→ **PROBLEM**
Pull every line with the word "Auto" out of the entries below.

Element data from apps and pages:

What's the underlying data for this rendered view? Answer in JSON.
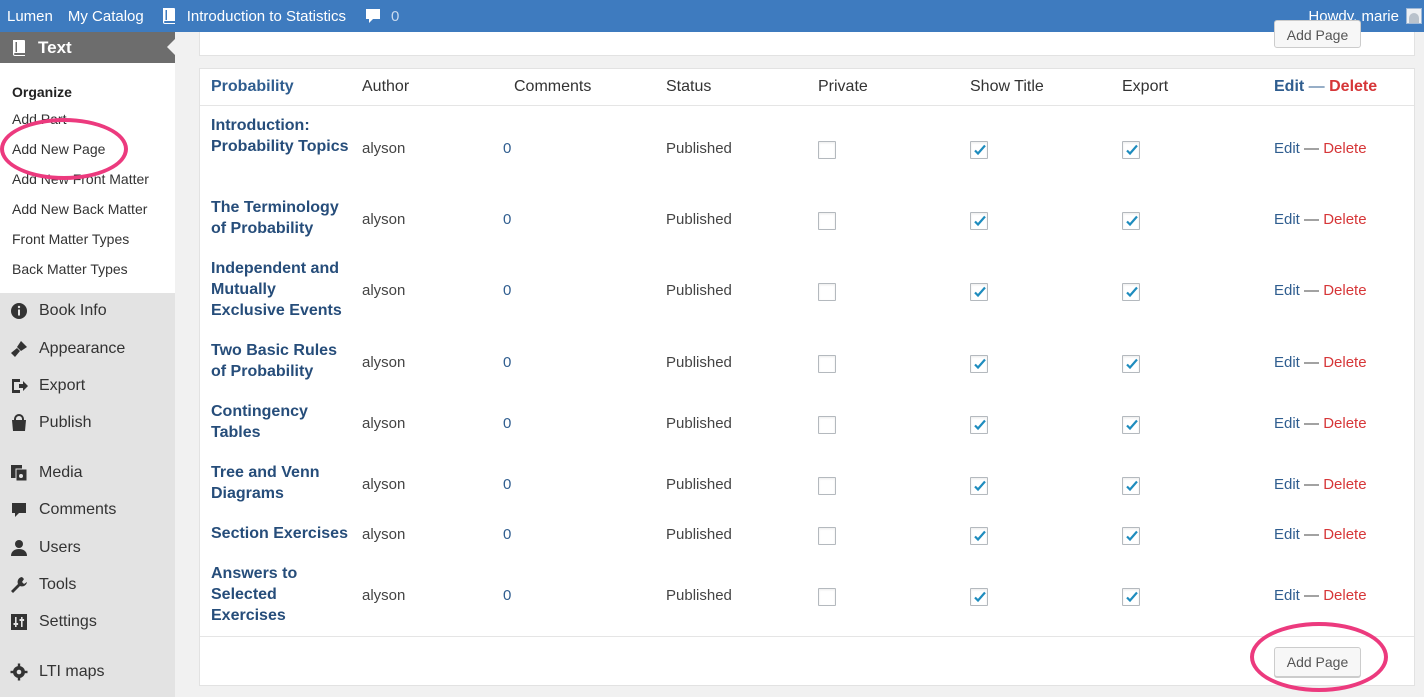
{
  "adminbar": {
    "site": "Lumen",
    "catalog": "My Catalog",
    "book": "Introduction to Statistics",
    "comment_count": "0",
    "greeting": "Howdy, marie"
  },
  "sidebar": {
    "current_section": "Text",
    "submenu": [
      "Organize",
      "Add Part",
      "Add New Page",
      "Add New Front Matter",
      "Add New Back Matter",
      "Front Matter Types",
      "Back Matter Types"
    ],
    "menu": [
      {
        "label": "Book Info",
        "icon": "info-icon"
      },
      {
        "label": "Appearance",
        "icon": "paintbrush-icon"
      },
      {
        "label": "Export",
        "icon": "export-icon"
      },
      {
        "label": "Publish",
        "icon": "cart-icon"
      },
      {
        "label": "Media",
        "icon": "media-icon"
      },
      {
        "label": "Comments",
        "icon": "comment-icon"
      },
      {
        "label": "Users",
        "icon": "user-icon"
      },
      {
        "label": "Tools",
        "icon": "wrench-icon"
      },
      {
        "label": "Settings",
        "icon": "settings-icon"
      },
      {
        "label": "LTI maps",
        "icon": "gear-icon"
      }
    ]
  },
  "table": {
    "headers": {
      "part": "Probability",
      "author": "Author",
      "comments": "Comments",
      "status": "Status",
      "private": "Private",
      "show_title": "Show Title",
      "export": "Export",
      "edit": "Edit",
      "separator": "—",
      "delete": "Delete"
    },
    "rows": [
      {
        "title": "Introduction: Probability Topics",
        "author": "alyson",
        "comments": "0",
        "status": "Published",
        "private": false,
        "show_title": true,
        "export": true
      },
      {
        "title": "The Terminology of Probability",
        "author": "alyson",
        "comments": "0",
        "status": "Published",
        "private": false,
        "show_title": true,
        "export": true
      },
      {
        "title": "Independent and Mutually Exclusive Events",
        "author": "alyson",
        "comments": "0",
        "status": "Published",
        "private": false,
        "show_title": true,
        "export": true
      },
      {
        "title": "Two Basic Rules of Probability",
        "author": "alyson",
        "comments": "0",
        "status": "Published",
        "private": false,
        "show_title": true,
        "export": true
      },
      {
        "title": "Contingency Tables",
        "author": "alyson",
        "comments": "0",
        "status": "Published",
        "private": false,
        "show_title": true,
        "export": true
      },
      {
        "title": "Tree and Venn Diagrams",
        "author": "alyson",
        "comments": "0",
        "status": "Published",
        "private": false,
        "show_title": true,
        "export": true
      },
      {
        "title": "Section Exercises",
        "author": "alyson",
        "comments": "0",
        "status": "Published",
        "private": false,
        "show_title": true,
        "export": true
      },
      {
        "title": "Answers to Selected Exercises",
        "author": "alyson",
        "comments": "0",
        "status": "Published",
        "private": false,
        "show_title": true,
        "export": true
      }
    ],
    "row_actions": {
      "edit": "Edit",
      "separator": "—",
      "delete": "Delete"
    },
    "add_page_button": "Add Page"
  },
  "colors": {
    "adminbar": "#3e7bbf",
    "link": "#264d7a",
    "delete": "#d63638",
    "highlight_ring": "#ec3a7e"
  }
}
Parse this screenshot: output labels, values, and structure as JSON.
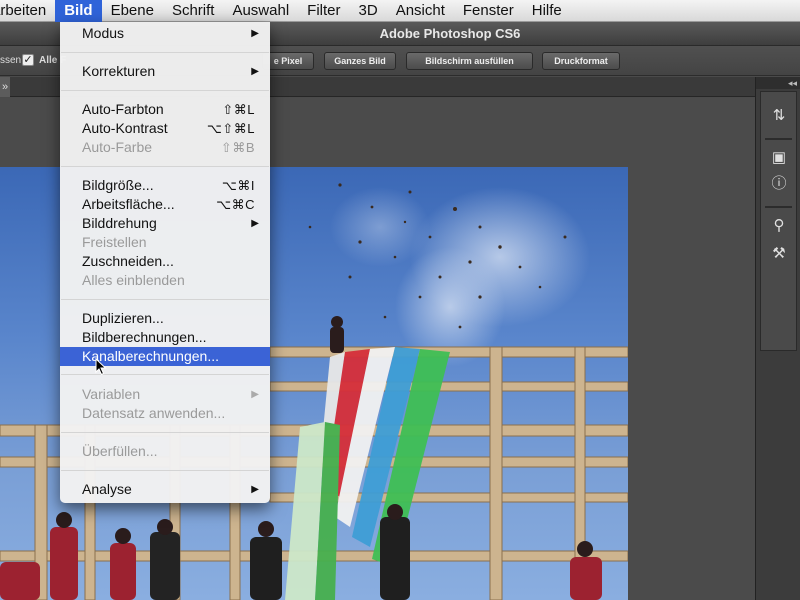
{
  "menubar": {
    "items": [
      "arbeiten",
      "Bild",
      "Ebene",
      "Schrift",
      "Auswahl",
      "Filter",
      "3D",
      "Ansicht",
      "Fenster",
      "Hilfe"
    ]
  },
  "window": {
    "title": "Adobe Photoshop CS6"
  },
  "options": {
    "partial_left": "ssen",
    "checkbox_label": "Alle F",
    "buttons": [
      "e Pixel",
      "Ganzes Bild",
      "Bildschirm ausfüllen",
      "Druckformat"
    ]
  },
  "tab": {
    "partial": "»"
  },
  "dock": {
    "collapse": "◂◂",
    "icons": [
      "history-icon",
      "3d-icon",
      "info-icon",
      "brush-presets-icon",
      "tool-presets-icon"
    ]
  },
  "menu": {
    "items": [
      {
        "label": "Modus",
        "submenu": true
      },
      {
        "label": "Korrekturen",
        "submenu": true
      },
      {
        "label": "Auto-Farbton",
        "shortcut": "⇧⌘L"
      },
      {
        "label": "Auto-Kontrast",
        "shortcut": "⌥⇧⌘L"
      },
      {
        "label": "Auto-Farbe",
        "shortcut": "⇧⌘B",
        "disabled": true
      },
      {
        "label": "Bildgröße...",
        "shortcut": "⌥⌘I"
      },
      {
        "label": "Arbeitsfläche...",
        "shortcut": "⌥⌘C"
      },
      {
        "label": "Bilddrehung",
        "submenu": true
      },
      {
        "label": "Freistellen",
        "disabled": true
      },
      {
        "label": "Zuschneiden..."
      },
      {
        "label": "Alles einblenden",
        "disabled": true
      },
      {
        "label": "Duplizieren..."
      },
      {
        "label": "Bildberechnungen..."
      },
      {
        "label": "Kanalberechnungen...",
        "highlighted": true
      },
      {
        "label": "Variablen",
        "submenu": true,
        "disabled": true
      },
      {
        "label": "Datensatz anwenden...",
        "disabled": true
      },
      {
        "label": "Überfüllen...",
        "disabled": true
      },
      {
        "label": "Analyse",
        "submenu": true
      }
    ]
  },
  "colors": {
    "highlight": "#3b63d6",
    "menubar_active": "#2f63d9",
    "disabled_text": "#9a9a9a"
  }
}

→ **SOLVED EXERCISE**
        "label": "Auto-Farbton",
        "label": "Auto-Kontrast",
        "label": "Auto-Farbe",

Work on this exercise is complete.